Piccolo, Flute, Oboe, Clarinet(2), Bassoon, Trumpet(2), French Horn, Trombone, Tuba(2), Timpani, Violin(2), Viola, Cello, Contrabass
Most music lovers have encountered Georg Friedrich Händel (1685 – 1759) through holiday-time renditions of the Messiah's "Hallelujah" chorus. And many of them know and love that oratorio on Christ's life, death, and resurrection, as well as a few other greatest hits like the orchestral Water Music and Royal Fireworks Music, and perhaps Judas Maccabeus or one of the other English oratorios. Yet his operas, for which he was widely known in his own time, are the province mainly of specialists in Baroque music, and the events of his life, even though they reflected some of the most important musical issues of the day, have never become as familiar as the careers of Bach or Mozart. Perhaps the single word that best describes his life and music is "cosmopolitan": he was a German composer, trained in Italy, who spent most of his life in England.
The War of Austrian Succession was brought to an end by the Treaty of Aix-la-Chapelle, signed in October 1748. Although England had been a somewhat reluctant participant and had gained little from the war, preparations for celebrations commenced the following month with the erection of a large wooden structure incorporating a triumphal arch in London's Green Park -- the framework for a large and impressive display of fireworks. Peace was formally declared in the following February, and Handel, who had then just completed two contrasting oratorios, Susanna and Solomon, was commissioned to provide music for the occasion. Obviously, such music would have to be both grand in scale and suitable for open-air performance -- this latter aspect, in practical terms, calling for a large contingent of wind and brass instruments. Handel originally intended to make use of no fewer than 16 each of trumpets and horns. However, he ran into trouble with the organizers, evidenced by a sequence of bad-tempered letters. Ultimately, he settled for something a little more "modest": 24 oboes, 12 bassoons (including a contrabassoon), nine each of trumpets and horns, three pairs of kettledrums, and an unspecified number of side drums.

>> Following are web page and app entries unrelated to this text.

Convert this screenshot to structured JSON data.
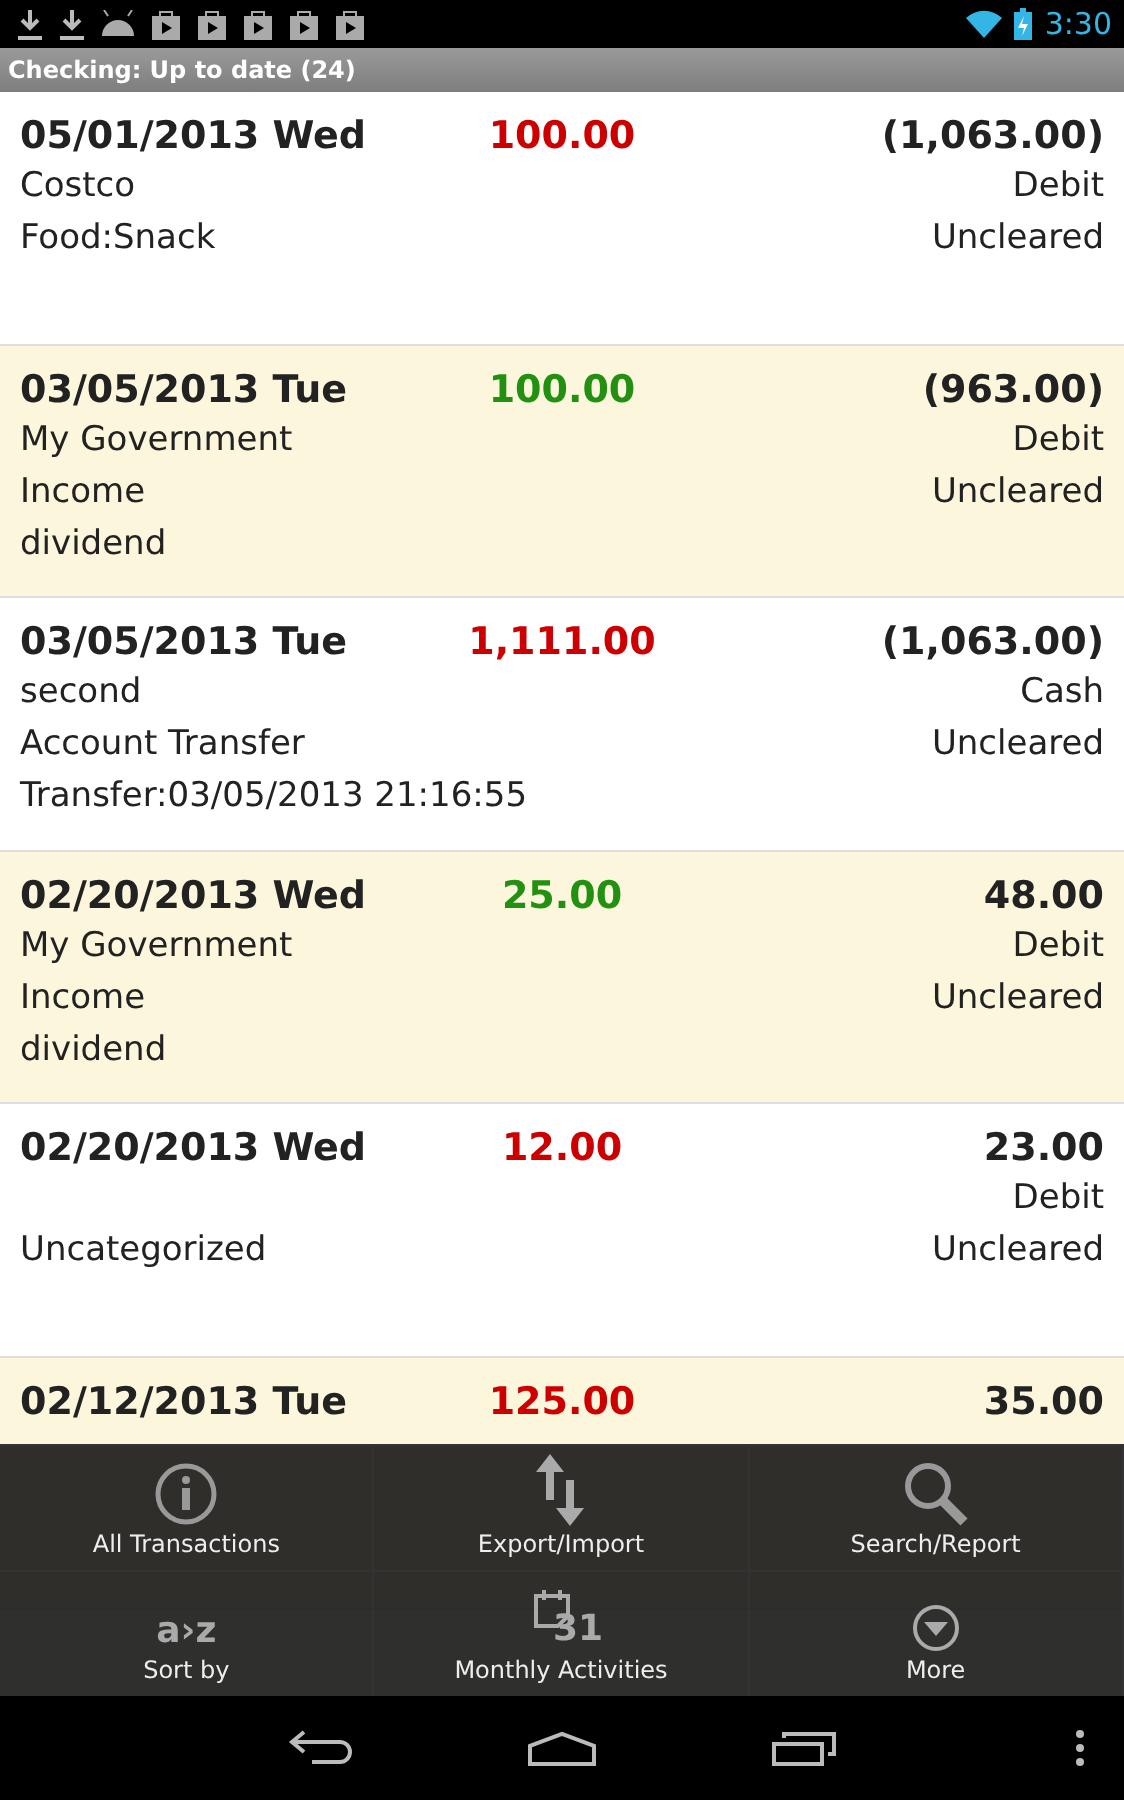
{
  "status_bar": {
    "time": "3:30"
  },
  "header": {
    "title": "Checking: Up to date (24)"
  },
  "transactions": [
    {
      "date": "05/01/2013 Wed",
      "amount": "100.00",
      "kind": "withdrawal",
      "balance": "(1,063.00)",
      "payee": "Costco",
      "category": "Food:Snack",
      "type": "Debit",
      "status": "Uncleared"
    },
    {
      "date": "03/05/2013 Tue",
      "amount": "100.00",
      "kind": "deposit",
      "balance": "(963.00)",
      "payee": "My Government",
      "category": "Income",
      "memo": "dividend",
      "type": "Debit",
      "status": "Uncleared"
    },
    {
      "date": "03/05/2013 Tue",
      "amount": "1,111.00",
      "kind": "withdrawal",
      "balance": "(1,063.00)",
      "payee": "second",
      "category": "Account Transfer",
      "memo": "Transfer:03/05/2013 21:16:55",
      "type": "Cash",
      "status": "Uncleared"
    },
    {
      "date": "02/20/2013 Wed",
      "amount": "25.00",
      "kind": "deposit",
      "balance": "48.00",
      "payee": "My Government",
      "category": "Income",
      "memo": "dividend",
      "type": "Debit",
      "status": "Uncleared"
    },
    {
      "date": "02/20/2013 Wed",
      "amount": "12.00",
      "kind": "withdrawal",
      "balance": "23.00",
      "category": "Uncategorized",
      "type": "Debit",
      "status": "Uncleared"
    },
    {
      "date": "02/12/2013 Tue",
      "amount": "125.00",
      "kind": "withdrawal",
      "balance": "35.00"
    }
  ],
  "menu": [
    {
      "label": "All Transactions"
    },
    {
      "label": "Export/Import"
    },
    {
      "label": "Search/Report"
    },
    {
      "label": "Sort by",
      "glyph": "a›z"
    },
    {
      "label": "Monthly Activities",
      "glyph": "31"
    },
    {
      "label": "More"
    }
  ]
}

Music for the Royal Fireworks consists of five movements, commencing with a suitably pompous and ceremonial Overture in the French style: a slow, dotted-rhythm introduction followed by a contrapuntal Allegro. The suite continues with a lively Bourée, a quieter movement entitled "La paix," the ebullient "La réjouissance," and a final Minuet. A second Minuet, in D minor, which seems to have been added later, was probably used by the composer as a trio section before a final triumphant return to the main Minuet in D major.
The rehearsal of Music for the Royal Fireworks in Vauxhall Gardens on April 21, 1749 takes a place as one of the best attended in the history of musical performance. A huge crowd, said to number in excess of 12,000, is reported to have turned up, blocking many surrounding streets and causing traffic chaos. The actual event was rather less successful; observers reported that in particular, many of the fireworks failed to impress. To make matters worse, the display set fire to one of the pavilions that formed part of the structure. A month later, the music was performed in the rather more peaceful surroundings of the Foundling Hospital. For this occasion Handel reverted to a traditional combination of strings and winds. This is the version in which the music, one of Handel's most popular works, is most often heard today.
Source: AllMusic (https://www.allmusic.com/composition/suite-for-keyboard-suite-de-piece-vol1-no6-in-f-sharp-minor-hwv-431-mc0002366400).
Although originally written for Keyboard, I created this Arrangement of the La Rejouissance from the Fireworks Suite (HWV 351 No. 4) for Small Orchestra (Piccolo, Flute, Oboe, Clarinet in A, Bass Clarinet, Bassoon, Trumpet, Fluglehorn, Trombone, Euphonium, Tuba, Timpani, Violin, Viola, Cello & Bass).